The Northumberland National Park Mountain Rescue Team receives no statutory funding and has to raise around £40,000 every year to meet its running costs.

Its 45-strong team of volunteers is available at all times of the day and night, every day of the year, and by the middle of 2020, it had already been involved with 74 incidents, compared to 83 through the whole of 2019.

Ninette Edwards, fundraising officer with the Northumberland National Park Mountain Rescue Team, says: “We cover the largest geographical area of any Mountain Rescue Team of our type in the UK, and have volunteers living right across the area to enable us to respond as quickly as possible.

“As well as carrying out mountain rescue operations in the hills, we often work alongside the police when they’re searching for vulnerable missing persons, and we have recently been involved in supporting the Fire & Rescue Service with  the recent wildfires on the Simonside moors.

“In the current climate, not only are we unable to run a lot of our usual fundraising activities, but because of social distancing rules, we can’t have as many people in our rescue vehicles as usual.

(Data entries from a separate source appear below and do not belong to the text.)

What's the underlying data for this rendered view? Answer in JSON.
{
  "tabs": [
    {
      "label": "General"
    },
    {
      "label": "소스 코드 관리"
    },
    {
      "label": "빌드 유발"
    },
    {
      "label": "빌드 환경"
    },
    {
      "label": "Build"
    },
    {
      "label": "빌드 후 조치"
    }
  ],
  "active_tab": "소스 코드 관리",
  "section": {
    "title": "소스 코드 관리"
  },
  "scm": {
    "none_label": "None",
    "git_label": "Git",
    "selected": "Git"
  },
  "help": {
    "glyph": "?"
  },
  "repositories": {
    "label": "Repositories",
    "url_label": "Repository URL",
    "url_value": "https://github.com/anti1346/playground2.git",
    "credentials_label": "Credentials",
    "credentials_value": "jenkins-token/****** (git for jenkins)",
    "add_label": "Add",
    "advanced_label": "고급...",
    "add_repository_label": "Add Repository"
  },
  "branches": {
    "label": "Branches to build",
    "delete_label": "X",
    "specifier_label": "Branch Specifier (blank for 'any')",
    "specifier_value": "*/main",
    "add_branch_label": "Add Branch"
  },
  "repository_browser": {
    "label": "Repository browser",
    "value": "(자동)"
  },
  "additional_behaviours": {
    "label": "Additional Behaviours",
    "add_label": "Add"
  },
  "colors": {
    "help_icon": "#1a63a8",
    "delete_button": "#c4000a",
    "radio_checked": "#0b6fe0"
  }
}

“This often means that more of our volunteers are having to use our personal vehicles to reach incidents separately, which increases the costs that they have to meet as we each pay for our own fuel.

“As well as the costs of carrying out our duties, there are always unavoidable running costs to meet in terms of replacing or renewing equipment, so knowing that our fuel costs for the year are being covered by this generous grant from Newcastle Building Society means we know we can focus the resources we have elsewhere.”

Siobhan Younger, manager at Newcastle Building Society’s Wooler branch, adds: “The Northumberland National Park Mountain Rescue Team are as vital as any other emergency service in this area and their unstinting commitment to their community is inspiring. We know that they’ve had a tough time during the pandemic, but have still dealt with a huge number of incidents, helping people over a wide area.

“Since we officially opened the Wooler branch back in February, we’ve enjoyed a very warm welcome into the community, so it’s pleasing to be able to give something back by supporting such a worthwhile cause.”

The Newcastle Building Society Community Fund at the Community Foundation, which was set up to offer grants to charities and community groups located in or around the communities served by the Society’s branch network.

Since its launch in 2016, Newcastle Building Society’s Community Fund has also contributed over £2.1m in grants and partnerships with the Sir Bobby Robson Foundation and the Princes Trust. The grants are so far estimated to have had a positive impact on more than 151,000 people.

In response to the coronavirus outbreak, the Society also made a £100,000 contribution to the £1m appeal set up by the Tyne and Wear Community Foundation for its Coronavirus Recovery and Response Fund.

The Newcastle Building Society Community Fund is run in association with the Community Foundation Tyne & Wear and Northumberland.

For more information on the work of The Northumberland National Park Mountain Rescue Service, please visit http://nnpmrt.org/